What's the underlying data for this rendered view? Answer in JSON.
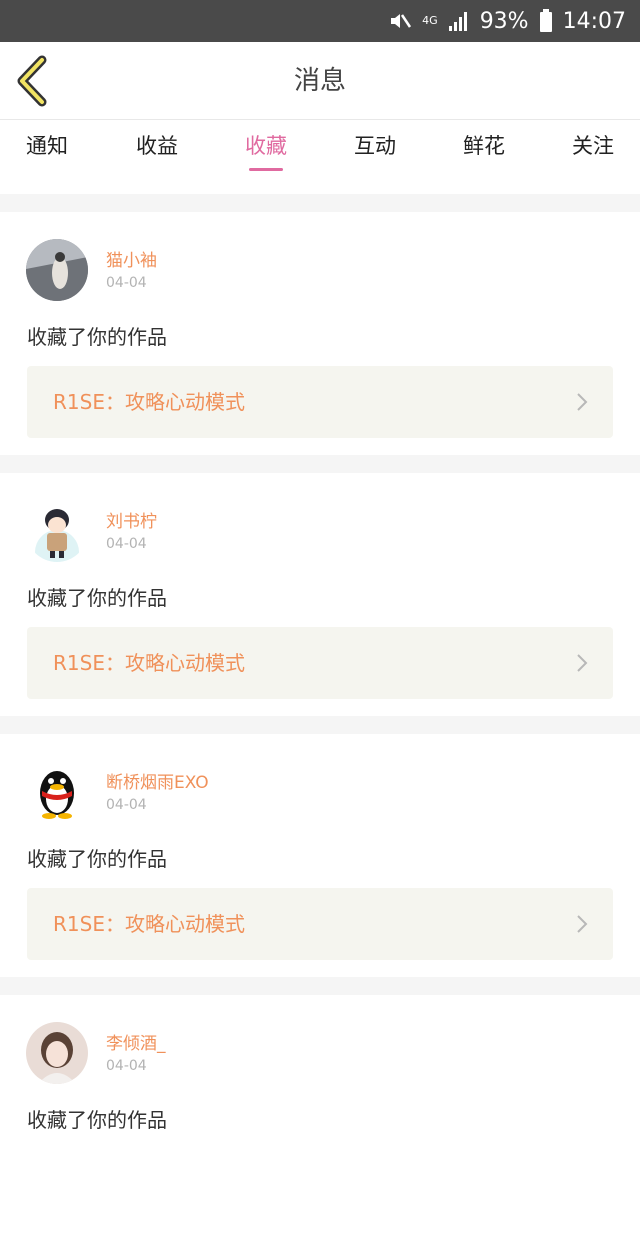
{
  "status_bar": {
    "network": "4G",
    "battery": "93%",
    "time": "14:07",
    "icons": [
      "mute-icon",
      "signal-icon",
      "battery-icon"
    ]
  },
  "header": {
    "title": "消息",
    "back_icon": "chevron-left-icon"
  },
  "tabs": [
    {
      "label": "通知",
      "active": false
    },
    {
      "label": "收益",
      "active": false
    },
    {
      "label": "收藏",
      "active": true
    },
    {
      "label": "互动",
      "active": false
    },
    {
      "label": "鲜花",
      "active": false
    },
    {
      "label": "关注",
      "active": false
    }
  ],
  "colors": {
    "accent": "#e06aa0",
    "name": "#f0915a",
    "card_bg": "#f5f5ef"
  },
  "feed": [
    {
      "user": "猫小袖",
      "date": "04-04",
      "action": "收藏了你的作品",
      "work": "R1SE：攻略心动模式"
    },
    {
      "user": "刘书柠",
      "date": "04-04",
      "action": "收藏了你的作品",
      "work": "R1SE：攻略心动模式"
    },
    {
      "user": "断桥烟雨EXO",
      "date": "04-04",
      "action": "收藏了你的作品",
      "work": "R1SE：攻略心动模式"
    },
    {
      "user": "李倾酒_",
      "date": "04-04",
      "action": "收藏了你的作品",
      "work": ""
    }
  ]
}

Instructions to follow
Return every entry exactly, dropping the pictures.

Response area
What's the underlying data for this rendered view? Answer in JSON.
{
  "status_bar": {
    "network": "4G",
    "battery": "93%",
    "time": "14:07",
    "icons": [
      "mute-icon",
      "signal-icon",
      "battery-icon"
    ]
  },
  "header": {
    "title": "消息",
    "back_icon": "chevron-left-icon"
  },
  "tabs": [
    {
      "label": "通知",
      "active": false
    },
    {
      "label": "收益",
      "active": false
    },
    {
      "label": "收藏",
      "active": true
    },
    {
      "label": "互动",
      "active": false
    },
    {
      "label": "鲜花",
      "active": false
    },
    {
      "label": "关注",
      "active": false
    }
  ],
  "colors": {
    "accent": "#e06aa0",
    "name": "#f0915a",
    "card_bg": "#f5f5ef"
  },
  "feed": [
    {
      "user": "猫小袖",
      "date": "04-04",
      "action": "收藏了你的作品",
      "work": "R1SE：攻略心动模式"
    },
    {
      "user": "刘书柠",
      "date": "04-04",
      "action": "收藏了你的作品",
      "work": "R1SE：攻略心动模式"
    },
    {
      "user": "断桥烟雨EXO",
      "date": "04-04",
      "action": "收藏了你的作品",
      "work": "R1SE：攻略心动模式"
    },
    {
      "user": "李倾酒_",
      "date": "04-04",
      "action": "收藏了你的作品",
      "work": ""
    }
  ]
}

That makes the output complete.